(Recorded data)
------

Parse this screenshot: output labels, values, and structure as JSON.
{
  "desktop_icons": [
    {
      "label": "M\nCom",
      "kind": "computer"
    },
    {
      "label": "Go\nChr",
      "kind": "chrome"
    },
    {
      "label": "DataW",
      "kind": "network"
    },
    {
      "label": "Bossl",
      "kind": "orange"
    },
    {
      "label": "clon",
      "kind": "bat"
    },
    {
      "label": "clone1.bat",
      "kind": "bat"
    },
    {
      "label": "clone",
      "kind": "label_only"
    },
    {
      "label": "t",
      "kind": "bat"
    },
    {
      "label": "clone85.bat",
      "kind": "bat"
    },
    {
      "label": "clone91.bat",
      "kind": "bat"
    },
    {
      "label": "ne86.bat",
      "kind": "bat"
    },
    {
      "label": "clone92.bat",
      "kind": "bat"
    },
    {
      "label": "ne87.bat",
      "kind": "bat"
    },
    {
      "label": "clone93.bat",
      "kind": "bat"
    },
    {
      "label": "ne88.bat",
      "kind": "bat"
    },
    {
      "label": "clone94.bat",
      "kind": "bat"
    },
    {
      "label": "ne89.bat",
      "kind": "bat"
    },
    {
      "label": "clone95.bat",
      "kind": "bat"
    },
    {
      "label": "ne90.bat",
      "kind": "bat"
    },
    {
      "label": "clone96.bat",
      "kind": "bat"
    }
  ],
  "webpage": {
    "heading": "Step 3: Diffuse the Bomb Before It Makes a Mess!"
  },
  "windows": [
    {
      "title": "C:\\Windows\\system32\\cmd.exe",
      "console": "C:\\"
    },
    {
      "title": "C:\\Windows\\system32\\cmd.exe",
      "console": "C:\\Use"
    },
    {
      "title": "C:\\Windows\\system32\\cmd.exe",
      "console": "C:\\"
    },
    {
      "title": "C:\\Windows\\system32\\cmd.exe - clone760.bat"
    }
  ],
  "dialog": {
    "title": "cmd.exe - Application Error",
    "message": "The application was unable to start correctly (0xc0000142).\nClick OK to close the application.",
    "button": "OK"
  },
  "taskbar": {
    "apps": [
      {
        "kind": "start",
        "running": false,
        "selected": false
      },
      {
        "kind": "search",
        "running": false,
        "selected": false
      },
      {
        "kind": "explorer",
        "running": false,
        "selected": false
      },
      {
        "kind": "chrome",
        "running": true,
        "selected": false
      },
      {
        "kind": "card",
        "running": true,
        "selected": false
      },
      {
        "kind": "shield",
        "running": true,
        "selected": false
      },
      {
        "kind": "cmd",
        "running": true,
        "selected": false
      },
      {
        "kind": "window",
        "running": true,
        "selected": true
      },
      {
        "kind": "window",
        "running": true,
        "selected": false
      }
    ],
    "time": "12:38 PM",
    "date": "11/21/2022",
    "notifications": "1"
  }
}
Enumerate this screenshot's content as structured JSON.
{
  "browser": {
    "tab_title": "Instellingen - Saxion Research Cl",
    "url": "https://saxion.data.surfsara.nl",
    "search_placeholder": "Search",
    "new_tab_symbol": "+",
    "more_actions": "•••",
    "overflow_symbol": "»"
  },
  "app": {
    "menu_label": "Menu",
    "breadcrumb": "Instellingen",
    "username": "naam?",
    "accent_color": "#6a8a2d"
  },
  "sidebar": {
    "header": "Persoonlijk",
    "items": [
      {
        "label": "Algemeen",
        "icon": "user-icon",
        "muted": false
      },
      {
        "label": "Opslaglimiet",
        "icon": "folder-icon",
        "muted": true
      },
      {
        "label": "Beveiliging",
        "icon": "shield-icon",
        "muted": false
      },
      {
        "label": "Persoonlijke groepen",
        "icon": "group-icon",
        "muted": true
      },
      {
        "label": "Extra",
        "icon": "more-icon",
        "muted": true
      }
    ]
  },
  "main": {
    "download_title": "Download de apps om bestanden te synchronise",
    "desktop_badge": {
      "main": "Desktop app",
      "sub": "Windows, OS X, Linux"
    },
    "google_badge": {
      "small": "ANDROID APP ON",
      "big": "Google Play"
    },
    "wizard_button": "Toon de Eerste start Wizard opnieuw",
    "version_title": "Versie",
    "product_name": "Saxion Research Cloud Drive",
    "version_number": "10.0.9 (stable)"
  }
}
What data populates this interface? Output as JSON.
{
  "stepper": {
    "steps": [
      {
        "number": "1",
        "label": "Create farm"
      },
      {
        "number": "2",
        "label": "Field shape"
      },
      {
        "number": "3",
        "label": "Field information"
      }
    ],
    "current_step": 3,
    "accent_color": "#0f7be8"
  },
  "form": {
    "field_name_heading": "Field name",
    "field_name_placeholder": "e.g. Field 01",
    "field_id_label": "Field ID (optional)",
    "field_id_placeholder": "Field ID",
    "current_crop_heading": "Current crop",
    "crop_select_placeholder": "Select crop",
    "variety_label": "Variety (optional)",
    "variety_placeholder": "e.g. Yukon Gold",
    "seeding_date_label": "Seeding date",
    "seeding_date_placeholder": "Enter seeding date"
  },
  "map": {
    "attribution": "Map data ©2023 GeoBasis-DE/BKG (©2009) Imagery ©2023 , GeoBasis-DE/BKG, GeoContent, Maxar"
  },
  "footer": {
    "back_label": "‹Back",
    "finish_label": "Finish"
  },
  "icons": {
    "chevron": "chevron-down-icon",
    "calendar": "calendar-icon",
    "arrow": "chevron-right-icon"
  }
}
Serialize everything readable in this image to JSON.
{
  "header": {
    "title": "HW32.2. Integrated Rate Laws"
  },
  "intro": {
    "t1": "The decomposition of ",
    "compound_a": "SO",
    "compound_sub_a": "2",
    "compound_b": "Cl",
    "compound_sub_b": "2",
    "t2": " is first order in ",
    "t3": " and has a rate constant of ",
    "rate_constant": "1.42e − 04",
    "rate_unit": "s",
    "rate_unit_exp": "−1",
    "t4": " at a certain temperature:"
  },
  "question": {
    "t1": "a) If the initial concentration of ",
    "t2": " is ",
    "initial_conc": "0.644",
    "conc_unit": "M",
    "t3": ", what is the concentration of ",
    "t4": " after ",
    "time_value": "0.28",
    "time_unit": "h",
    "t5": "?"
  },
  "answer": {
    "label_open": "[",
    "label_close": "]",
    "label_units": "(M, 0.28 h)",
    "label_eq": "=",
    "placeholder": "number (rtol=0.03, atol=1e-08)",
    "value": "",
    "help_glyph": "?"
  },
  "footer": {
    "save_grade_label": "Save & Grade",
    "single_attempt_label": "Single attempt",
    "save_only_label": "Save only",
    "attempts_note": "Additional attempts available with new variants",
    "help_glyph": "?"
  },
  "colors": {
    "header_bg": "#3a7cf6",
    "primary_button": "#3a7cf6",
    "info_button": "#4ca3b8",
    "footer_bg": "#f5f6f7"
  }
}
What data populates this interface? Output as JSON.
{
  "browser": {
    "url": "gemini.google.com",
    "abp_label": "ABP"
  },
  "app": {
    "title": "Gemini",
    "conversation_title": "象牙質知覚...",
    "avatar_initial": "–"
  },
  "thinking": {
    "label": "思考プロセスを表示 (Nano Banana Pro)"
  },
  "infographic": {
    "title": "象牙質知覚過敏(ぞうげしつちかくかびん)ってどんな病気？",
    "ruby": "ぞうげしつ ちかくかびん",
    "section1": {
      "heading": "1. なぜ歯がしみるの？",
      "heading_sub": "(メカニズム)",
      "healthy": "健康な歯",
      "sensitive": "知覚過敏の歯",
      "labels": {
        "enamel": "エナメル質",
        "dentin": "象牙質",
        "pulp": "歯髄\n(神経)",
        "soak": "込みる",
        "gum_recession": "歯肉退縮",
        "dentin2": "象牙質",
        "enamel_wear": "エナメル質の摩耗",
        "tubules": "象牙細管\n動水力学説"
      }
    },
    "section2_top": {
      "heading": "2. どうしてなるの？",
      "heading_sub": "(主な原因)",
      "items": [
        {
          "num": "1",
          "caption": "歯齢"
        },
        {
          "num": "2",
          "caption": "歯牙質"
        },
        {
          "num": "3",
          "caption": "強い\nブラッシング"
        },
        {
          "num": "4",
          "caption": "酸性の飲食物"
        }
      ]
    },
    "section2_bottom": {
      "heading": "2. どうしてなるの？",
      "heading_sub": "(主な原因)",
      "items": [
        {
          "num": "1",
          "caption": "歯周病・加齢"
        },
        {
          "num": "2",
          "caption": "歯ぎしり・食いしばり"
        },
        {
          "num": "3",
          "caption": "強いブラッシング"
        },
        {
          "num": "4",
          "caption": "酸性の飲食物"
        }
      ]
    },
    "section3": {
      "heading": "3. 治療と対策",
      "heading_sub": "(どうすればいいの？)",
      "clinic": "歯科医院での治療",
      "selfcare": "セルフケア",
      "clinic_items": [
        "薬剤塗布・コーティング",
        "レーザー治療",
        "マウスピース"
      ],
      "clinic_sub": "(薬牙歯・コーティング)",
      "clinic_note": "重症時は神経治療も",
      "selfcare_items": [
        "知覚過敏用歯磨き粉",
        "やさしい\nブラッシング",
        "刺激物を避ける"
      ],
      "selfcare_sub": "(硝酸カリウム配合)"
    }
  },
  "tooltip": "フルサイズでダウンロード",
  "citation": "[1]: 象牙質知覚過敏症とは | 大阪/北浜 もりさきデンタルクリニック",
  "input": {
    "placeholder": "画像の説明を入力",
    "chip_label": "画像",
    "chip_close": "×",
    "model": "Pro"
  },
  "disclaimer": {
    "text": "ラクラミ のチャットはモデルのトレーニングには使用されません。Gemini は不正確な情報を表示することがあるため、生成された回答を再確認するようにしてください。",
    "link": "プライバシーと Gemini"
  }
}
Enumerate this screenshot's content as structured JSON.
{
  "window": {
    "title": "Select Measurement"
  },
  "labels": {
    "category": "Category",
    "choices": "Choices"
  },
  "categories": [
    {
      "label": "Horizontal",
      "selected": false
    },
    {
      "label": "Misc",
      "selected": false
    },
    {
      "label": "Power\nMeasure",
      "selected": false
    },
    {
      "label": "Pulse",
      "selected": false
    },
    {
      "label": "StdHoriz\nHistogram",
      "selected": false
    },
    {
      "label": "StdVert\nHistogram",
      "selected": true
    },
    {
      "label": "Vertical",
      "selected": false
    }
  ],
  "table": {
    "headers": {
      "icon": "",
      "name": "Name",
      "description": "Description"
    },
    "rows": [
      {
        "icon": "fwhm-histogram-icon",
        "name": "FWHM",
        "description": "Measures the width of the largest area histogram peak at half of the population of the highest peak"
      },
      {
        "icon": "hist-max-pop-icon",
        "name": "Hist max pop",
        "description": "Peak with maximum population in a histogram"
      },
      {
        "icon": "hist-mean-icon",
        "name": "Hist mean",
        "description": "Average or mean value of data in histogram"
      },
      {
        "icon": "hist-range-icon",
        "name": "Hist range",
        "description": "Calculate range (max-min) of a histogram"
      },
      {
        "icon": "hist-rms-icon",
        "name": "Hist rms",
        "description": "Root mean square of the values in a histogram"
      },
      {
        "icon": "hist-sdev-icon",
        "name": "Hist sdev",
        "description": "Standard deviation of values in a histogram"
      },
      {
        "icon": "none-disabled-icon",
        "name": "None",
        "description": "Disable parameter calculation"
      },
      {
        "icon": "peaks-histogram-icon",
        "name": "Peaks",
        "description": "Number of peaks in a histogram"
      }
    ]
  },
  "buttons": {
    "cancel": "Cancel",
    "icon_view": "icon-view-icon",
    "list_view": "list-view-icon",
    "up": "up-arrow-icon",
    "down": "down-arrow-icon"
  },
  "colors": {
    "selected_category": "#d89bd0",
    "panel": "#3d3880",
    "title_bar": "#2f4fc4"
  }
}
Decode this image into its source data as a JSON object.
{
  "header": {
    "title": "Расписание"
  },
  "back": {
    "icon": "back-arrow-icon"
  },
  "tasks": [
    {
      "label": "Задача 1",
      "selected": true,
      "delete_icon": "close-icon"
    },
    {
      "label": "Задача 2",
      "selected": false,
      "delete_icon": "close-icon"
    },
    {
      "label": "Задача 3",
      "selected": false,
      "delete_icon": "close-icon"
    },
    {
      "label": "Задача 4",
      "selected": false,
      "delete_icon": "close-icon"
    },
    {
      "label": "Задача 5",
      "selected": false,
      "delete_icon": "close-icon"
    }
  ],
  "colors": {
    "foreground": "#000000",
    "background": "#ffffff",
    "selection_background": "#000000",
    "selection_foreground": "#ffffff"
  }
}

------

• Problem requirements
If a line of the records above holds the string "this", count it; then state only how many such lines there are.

• Solution
7